**WORK TO BE COMPLETED**
Note every line in the entries that contains the string "icon", and copy it.

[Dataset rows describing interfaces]
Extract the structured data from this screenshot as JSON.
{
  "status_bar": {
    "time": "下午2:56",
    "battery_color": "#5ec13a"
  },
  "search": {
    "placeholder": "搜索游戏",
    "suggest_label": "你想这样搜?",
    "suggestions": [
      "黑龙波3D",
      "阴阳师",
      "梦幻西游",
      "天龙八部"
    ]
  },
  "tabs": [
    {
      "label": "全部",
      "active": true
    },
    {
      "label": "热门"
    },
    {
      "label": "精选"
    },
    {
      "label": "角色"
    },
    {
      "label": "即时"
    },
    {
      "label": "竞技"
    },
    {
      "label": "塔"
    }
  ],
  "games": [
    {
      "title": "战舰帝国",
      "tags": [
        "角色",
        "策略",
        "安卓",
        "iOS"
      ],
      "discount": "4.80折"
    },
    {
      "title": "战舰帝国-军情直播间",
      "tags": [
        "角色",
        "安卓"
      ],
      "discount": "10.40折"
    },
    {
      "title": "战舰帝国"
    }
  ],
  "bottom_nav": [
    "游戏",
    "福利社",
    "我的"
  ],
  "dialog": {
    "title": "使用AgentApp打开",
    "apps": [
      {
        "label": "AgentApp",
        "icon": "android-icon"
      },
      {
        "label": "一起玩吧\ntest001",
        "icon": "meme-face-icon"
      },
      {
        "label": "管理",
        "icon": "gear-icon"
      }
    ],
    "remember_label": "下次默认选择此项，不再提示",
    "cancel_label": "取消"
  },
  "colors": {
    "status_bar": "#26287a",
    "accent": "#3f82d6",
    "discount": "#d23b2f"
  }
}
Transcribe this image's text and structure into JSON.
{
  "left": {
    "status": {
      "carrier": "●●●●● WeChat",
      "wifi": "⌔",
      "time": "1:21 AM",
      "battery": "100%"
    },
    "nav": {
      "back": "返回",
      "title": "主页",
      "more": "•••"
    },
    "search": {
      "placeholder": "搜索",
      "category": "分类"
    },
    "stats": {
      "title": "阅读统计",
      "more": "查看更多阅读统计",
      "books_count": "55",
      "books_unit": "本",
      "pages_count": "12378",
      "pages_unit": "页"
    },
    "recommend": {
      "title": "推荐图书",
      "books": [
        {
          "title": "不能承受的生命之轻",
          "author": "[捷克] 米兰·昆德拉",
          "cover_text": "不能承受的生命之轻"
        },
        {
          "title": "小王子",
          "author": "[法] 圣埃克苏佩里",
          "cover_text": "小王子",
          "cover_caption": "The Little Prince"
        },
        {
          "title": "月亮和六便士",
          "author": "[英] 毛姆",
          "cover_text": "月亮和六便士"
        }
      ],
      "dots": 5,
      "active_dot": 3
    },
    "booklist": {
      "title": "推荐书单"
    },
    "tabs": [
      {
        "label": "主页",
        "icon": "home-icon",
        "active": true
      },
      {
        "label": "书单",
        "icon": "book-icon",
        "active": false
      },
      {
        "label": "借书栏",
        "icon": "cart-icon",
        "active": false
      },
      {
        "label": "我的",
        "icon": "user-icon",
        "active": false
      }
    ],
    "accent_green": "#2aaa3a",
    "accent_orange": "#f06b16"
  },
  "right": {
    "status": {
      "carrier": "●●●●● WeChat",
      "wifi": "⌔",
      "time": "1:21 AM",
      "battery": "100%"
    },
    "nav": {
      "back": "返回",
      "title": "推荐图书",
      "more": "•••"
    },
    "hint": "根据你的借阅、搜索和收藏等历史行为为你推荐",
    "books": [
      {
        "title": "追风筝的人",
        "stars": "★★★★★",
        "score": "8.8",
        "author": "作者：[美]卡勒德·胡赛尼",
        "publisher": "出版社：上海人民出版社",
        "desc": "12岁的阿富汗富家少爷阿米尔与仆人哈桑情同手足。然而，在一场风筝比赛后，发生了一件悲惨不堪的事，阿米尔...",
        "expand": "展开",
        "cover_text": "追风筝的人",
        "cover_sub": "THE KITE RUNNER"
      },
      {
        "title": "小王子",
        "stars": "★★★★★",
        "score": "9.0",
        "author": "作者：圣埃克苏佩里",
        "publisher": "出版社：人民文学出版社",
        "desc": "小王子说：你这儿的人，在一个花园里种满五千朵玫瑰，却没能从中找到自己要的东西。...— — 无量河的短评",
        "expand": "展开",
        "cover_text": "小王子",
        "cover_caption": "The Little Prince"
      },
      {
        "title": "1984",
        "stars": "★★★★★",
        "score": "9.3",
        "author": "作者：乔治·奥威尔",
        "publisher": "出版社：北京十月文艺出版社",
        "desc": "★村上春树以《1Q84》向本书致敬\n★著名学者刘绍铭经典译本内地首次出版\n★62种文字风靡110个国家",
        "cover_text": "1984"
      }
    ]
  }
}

**EXERCISE RESPONSE**
        "icon": "android-icon"
        "icon": "meme-face-icon"
        "icon": "gear-icon"
        "icon": "home-icon",
        "icon": "book-icon",
        "icon": "cart-icon",
        "icon": "user-icon",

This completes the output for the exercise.